printable version button.
vintage wine poems dot com logo
We are sooo ... social!!
FaceBook   Twitter    Google Plus   YouTube Channel  Pinterest  please "like" or "follow" or . . . "whatever"


The Rhyme Maker
George Gordon or Lord Byron
George Gordon/Lord Byron

Theme:  Praising Wine

Special Rhyme List:   Now That's Funny!

Some poems scream to be read aloud. Imagine Lord Byron (a partier of renown), giving an “over-the-top” recitation of this poem amidst the Lords and Ladies of his day.  I dare you to do the same at your next wine gathering!

[stanza 7]: According to Greek mythology, Pandora, the first women in a perfect world, was given a box by Zeus and instructed not to open it.  Humans being human, Pandora opened the box, which contained all the maladies of our present world – plus the one relief from them all:  hope.  (As Byron points out, “hope” is unnecessary in a perfect world, where we are “certain of bliss”).

Hebe (last line) was the cup-bearer on Mount  Olympus – sommelier to the gods!
-S. H. Bass  

more Lord Byron at
Lines Inscribed Upon A Cup Formed from A
My Boat Is on the Shore

from the epic poem Don Juan
Few things surpass old wine

Juan would question further
Man, being reasonable, must get drunk
'Tis melancholy and a fearful sign

from  A Translation of Anacreon
Mingle with the genial bowl


Stop Button Clutter!
Fill The Goblet Again
Lord Byron (1788-1824)
, English poet

Fill the goblet again! for I never before
Felt the glow which now gladdens my heart to its core;
Let us drink! - who would not? - since, through life’s varied round,
In the goblet alone no deception is found.

I have tried in its turn all that life can supply;
I have basked in the beam of a dark rolling eye;
I have loved! - who has not? - but what heart can declare
That Pleasure existed while Passion was there?

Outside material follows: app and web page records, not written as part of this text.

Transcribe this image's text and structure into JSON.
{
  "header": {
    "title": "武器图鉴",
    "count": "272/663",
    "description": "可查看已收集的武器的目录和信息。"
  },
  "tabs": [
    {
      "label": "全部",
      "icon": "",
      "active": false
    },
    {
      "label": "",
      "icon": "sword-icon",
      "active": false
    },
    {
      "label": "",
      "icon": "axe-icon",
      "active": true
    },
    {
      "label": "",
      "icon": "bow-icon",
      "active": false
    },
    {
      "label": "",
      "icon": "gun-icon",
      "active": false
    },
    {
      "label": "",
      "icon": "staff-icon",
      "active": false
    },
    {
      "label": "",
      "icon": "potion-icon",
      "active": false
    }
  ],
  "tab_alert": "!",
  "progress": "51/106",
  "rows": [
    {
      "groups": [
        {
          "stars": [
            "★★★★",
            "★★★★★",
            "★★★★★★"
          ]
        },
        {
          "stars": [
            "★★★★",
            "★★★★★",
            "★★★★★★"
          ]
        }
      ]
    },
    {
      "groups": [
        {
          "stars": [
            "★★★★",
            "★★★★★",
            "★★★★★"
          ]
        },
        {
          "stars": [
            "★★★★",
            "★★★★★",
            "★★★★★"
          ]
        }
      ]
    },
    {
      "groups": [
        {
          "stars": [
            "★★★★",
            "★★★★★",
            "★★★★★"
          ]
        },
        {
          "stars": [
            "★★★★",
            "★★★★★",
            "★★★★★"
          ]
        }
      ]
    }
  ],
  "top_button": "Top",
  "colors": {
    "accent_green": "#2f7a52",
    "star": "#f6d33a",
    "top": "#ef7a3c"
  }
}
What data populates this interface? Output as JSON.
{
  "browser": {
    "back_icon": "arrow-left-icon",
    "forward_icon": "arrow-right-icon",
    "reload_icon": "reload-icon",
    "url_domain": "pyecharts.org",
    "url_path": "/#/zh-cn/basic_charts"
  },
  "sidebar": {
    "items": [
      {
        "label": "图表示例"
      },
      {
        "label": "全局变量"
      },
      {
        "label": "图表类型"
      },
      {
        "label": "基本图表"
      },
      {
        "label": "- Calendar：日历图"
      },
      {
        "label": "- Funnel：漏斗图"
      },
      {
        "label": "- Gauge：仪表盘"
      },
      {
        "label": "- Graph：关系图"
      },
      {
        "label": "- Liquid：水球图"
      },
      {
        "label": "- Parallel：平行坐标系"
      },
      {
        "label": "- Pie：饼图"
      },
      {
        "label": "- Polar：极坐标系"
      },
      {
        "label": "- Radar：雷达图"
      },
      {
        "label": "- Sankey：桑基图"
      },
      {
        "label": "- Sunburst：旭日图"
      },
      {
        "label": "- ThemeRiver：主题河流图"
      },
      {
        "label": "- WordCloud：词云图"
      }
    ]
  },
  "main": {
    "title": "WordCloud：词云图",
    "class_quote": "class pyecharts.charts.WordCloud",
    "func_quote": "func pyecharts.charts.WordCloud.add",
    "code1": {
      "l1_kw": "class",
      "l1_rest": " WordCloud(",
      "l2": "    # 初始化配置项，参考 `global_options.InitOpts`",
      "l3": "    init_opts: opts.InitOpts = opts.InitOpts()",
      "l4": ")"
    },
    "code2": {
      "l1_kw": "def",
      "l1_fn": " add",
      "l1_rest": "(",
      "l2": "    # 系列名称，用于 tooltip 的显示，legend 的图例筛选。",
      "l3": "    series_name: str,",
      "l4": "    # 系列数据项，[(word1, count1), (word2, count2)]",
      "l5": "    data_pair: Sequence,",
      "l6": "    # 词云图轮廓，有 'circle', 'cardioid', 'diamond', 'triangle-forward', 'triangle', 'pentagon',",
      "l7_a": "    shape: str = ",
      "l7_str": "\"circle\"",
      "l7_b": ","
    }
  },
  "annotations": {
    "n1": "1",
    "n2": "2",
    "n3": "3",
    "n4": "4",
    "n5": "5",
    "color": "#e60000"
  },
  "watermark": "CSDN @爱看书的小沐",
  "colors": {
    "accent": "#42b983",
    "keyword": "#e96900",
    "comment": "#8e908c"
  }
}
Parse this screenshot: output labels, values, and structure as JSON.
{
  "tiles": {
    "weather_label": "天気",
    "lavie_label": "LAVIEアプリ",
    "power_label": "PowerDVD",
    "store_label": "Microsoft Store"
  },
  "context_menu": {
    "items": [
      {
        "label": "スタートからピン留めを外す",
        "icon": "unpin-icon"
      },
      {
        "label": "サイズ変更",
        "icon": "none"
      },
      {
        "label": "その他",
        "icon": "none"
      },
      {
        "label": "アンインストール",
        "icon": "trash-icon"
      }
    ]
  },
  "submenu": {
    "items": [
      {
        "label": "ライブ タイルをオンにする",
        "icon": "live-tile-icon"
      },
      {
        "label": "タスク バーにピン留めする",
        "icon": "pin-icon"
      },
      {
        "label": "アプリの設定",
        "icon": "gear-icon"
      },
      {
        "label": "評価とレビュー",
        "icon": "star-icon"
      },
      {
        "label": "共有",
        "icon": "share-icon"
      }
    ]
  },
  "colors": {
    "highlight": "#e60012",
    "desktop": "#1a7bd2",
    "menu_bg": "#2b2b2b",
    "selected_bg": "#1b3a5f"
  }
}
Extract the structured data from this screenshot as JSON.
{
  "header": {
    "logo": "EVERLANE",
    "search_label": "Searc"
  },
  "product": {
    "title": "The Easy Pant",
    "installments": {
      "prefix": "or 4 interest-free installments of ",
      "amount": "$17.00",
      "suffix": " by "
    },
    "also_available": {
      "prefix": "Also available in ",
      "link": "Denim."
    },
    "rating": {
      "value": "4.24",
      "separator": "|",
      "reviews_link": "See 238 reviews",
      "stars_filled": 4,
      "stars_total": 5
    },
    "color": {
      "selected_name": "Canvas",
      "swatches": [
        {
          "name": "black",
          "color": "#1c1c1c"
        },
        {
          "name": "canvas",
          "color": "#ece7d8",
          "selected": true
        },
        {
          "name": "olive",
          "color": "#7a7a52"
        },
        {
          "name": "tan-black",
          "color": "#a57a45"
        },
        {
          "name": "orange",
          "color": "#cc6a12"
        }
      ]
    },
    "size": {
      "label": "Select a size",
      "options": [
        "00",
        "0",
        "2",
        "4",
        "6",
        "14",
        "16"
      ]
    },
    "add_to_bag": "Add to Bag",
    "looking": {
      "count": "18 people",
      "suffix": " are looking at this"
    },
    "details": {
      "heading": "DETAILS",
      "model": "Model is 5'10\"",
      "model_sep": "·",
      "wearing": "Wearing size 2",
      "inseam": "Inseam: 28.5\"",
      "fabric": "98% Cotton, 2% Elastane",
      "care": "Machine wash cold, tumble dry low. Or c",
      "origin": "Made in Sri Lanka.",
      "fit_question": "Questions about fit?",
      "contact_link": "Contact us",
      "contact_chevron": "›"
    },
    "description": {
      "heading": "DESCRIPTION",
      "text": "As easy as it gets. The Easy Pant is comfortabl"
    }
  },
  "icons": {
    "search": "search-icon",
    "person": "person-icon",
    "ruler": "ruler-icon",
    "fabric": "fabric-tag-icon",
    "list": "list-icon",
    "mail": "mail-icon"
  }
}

In the days of my youth, when the heart’s in its spring,
And dreams that Affection can never take wing,
I had friends! - who has not? - but what tongue will avow,
That friends, rosy wine! are so faithful as thou?

The heart of a mistress some boy may estrange,
Friendship shifts with the sunbeam - thou never canst change;
Thou grows old - who does not? - but on earth what appears,
Whose virtues, like thine, still increase with its years?

Yet if blest to the utmost that Love can bestow,
Should a rival bow down to our idol below,
We are jealous! - who’s not? - thou hast no such alloy;
For the more that enjoy thee, the more we enjoy.

Then the season of youth and its vanities past,
For refuge we fly to the goblet at last;
There we find – do we not? – in the flow of the soul,
That truth, as of yore, is confined to the bowl.

When the box of Pandora was opened on earth,
And Misery’s triumph commenced over Mirth,
Hope was left, – was she not? – but the goblet we kiss,
And care not for Hope, who are certain of bliss.

Long life to the grape! for when summer is flown,
The age of our nectar shall gladden our own:
We must die – who shall not? – May our sins be forgiven,
And Hebe shall never be idle in Heaven.

from The Works of Lord Byron, Vol. 1 (1898)

Free E-Books by Lord Byron at Project Gutenberg     Free E- Books by George Gordon/Lord Byron
                        (click on image)

Lord Byron at the Poetry Foundation

Lord Byron at Amazon
            Lord Byron: The Major Works        Byron's Poetry and Prose
                 Oxford World's Classics               Norton Critical Edition


| HOME |
| By Theme | Now That's Funny! | Audios/Videos | Copyrighted Poetry |
 | The Book Store | The Art Gallery |
 | Resources, Partners, and Links |
| Contact |
A Note from the Webmaster: S. H. Bass
What is a Wine Poem?

Promoting Wine With Poetry
Copyright and the Public Domain

For Wine Writers and Bloggers
A Word On Words

 2013 - 2017 Stephen H. Bass